Surveys in the upper Allegheny River basin in New York and Pennsylvania have found populations of these species in the past, but portions of the mainstem Allegheny River and its tributaries remain un-surveyed or have incomplete surveys — an obstacle to truly achieving recovery.

Diver looking for riffleshell and clubshell mussels. Credit: Jeremy Tiemann Il/Natural History Survey

Diver looking for riffleshell and clubshell mussels. Credit: Jeremy Tiemann Il/Natural History Survey

The Service’s New York Field Office has recovery responsibility for at least two of the mussel species; the clubshell and rayed bean. Clubshell prefers clean, loose sand and gravel found in small rivers and streams (riffles). The rayed bean also prefers this habitat but is found among aquatic vegetation. 

In the upper Allegheny basin, mussel populations are threatened by poor water quality and loss of habitat. Activities that threaten mussels and their habitat include mining and channelization of streams, erosion of streambanks, pollutants, roads, pipelines and water withdrawals. 

Conservation measures can minimize impacts to mussels and sustainable land use practices can improve mussel habitat. Examples include maintaining stream buffers and minimizing erosion and sedimentation rates by using erosion control methods during construction.  

Endangered clubshell mussel. Credit: Craig Stihler/USFWS

Endangered clubshell mussel.
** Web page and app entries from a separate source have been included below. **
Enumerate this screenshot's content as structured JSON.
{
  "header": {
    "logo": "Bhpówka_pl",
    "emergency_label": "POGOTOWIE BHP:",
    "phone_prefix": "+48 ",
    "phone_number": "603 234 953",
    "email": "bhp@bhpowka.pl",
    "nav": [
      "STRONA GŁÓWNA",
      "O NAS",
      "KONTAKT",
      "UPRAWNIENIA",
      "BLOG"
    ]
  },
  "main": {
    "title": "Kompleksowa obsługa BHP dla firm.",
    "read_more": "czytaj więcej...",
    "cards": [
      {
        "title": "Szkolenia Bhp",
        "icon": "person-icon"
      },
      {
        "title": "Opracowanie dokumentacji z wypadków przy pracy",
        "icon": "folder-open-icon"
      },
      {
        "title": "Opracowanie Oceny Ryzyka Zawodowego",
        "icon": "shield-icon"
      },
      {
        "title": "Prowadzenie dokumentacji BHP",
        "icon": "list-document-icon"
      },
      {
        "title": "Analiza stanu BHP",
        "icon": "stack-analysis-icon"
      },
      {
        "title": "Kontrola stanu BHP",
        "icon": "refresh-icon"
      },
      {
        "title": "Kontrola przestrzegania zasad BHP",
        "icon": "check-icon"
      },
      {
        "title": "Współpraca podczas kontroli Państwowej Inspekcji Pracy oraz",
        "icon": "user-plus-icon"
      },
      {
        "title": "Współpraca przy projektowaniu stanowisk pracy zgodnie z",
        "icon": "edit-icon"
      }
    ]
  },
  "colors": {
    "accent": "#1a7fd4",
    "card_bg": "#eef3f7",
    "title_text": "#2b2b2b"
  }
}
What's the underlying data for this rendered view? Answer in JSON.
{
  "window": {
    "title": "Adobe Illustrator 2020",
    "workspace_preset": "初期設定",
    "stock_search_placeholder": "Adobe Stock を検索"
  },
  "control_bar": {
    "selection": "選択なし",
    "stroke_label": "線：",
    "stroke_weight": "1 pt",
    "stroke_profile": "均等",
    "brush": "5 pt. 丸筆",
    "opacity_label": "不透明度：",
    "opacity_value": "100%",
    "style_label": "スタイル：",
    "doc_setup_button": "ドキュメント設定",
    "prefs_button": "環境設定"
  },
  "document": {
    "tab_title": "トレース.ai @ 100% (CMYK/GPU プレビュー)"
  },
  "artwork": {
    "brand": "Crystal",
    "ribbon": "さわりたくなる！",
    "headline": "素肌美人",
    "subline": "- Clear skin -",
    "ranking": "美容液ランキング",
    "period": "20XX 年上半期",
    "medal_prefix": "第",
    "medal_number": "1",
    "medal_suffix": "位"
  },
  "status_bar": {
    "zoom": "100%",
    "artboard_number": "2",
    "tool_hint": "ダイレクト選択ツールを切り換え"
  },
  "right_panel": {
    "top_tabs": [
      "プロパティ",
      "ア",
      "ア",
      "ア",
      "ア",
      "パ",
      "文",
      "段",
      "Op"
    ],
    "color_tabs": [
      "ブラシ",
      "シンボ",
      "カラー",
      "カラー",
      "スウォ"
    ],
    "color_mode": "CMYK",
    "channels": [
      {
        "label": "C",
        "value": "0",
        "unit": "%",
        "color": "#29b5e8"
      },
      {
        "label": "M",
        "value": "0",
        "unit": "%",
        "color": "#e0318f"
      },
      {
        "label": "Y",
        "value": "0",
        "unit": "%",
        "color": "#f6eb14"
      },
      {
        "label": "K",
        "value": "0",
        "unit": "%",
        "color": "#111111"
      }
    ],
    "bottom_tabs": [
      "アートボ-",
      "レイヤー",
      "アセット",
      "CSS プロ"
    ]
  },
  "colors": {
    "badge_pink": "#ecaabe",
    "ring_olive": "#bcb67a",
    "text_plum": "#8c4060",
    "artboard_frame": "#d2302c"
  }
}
Credit: Craig Stihler/USFWS

Recovery actions include conducting presence/absence surveys to assess abundance and identifying and  prioritizing certain streams for restoration and protection.  The field office is partnering with the Western Pennsylvania Land Conservancy to conduct surveys in streams that provide suitable habitat for these species. 

The surveys will be conducted in 2013. Stay tuned!

Submitted by Sandra Doran in the Service’s New York Field Office.